___ RECORDS SUPPLIED ___
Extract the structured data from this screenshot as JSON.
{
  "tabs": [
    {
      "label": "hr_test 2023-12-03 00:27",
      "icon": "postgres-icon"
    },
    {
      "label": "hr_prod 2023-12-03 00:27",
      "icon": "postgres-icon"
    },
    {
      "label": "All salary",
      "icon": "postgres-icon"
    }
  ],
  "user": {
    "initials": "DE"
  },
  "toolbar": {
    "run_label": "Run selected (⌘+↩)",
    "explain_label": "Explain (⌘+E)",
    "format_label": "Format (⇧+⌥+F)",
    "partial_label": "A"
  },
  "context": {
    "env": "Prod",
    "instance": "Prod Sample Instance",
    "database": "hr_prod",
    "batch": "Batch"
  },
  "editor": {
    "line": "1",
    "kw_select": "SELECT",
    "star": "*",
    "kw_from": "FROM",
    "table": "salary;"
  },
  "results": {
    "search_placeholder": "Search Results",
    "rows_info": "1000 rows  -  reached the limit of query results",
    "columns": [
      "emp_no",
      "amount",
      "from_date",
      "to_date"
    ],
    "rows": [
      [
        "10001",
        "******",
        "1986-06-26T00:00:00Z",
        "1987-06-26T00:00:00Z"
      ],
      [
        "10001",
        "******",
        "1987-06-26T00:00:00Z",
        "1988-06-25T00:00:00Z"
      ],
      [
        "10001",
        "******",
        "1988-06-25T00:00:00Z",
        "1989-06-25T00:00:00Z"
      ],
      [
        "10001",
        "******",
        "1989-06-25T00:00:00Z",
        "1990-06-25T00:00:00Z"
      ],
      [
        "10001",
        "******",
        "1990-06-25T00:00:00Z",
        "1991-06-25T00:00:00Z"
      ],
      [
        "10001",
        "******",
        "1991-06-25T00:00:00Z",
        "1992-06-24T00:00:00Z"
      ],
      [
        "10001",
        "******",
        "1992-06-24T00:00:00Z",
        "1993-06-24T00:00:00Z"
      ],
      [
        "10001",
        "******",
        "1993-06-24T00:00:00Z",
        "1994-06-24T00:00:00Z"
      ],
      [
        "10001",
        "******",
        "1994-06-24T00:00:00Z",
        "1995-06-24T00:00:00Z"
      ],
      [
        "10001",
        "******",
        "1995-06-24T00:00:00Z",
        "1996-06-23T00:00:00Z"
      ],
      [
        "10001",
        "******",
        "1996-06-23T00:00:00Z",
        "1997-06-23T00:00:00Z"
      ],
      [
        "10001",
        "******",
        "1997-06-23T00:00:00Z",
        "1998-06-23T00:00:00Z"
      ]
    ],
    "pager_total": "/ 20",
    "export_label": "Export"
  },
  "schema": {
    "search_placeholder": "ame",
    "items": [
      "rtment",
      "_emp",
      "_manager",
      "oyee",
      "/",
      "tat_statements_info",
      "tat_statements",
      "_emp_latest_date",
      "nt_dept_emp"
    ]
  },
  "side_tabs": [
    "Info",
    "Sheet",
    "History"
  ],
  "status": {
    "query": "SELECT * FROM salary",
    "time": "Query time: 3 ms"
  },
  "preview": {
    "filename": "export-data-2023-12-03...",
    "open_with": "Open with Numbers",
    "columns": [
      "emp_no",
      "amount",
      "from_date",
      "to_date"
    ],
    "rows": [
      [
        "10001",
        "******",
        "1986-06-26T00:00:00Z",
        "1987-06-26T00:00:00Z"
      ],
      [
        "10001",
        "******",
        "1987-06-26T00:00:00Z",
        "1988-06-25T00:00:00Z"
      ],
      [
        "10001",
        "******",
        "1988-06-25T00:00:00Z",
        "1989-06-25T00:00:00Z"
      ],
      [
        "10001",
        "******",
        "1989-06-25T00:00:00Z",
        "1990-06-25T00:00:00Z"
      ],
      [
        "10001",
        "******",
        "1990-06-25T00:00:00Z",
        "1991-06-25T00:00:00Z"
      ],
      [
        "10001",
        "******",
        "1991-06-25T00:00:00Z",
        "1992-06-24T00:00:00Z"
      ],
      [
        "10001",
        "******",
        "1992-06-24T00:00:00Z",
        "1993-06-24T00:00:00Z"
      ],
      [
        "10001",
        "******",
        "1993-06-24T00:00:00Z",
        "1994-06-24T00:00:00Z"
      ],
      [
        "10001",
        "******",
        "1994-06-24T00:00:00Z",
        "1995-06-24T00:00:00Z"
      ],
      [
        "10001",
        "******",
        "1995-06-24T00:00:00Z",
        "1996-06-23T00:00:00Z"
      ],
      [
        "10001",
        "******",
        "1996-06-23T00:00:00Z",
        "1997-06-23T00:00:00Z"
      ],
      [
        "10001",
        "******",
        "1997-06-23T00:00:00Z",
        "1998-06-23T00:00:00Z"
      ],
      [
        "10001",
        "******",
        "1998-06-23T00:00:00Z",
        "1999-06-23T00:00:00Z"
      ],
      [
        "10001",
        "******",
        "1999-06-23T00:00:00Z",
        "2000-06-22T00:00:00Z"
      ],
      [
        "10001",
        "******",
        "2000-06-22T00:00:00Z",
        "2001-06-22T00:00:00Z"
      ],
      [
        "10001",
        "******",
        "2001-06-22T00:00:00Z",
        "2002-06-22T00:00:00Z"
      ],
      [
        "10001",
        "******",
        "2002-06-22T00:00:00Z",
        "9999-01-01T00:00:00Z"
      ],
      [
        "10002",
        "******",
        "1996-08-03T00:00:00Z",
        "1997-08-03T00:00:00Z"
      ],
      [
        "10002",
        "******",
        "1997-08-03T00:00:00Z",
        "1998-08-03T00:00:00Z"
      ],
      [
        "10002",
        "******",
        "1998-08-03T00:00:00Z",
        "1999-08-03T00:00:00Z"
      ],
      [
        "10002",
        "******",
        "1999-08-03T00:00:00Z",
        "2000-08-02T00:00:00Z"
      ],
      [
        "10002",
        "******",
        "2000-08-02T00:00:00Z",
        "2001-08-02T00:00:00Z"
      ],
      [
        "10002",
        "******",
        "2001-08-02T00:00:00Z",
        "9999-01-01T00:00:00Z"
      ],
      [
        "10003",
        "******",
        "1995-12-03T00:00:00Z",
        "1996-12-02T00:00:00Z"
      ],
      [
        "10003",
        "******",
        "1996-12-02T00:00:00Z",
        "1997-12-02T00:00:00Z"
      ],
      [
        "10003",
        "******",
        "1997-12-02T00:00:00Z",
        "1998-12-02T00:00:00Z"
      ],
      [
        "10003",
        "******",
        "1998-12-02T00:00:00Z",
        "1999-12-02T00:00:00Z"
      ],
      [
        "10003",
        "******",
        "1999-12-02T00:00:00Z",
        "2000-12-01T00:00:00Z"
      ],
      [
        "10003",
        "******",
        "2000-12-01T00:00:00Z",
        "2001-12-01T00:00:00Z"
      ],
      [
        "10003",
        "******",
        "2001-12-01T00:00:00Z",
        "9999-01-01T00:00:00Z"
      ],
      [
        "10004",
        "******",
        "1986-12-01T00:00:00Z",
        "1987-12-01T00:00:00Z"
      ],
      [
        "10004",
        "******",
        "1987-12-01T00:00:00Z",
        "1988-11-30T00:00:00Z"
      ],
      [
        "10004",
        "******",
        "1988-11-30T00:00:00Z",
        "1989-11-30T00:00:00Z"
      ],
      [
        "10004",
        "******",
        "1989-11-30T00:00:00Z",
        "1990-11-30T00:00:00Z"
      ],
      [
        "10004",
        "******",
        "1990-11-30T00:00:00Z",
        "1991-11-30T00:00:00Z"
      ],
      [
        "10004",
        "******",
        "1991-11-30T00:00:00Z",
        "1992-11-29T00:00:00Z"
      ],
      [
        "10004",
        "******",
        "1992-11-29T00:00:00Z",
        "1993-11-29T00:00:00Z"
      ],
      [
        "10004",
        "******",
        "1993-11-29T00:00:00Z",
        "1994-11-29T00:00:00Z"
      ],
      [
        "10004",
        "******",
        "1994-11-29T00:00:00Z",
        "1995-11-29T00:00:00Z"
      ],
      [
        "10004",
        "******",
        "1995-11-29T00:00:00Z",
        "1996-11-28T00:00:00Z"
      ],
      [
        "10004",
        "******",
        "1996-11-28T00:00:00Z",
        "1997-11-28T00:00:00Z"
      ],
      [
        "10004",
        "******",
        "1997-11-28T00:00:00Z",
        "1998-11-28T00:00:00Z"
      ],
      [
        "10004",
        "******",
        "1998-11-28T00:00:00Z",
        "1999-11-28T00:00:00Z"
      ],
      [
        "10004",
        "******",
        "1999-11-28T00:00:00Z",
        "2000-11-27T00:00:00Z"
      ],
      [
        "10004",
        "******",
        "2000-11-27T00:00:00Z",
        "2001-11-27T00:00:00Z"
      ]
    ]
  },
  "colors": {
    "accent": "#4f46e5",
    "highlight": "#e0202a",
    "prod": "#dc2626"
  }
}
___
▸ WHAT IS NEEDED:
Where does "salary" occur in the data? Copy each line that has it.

▸ COMPLETED TASK:
      "label": "All salary",
    "table": "salary;"
    "query": "SELECT * FROM salary",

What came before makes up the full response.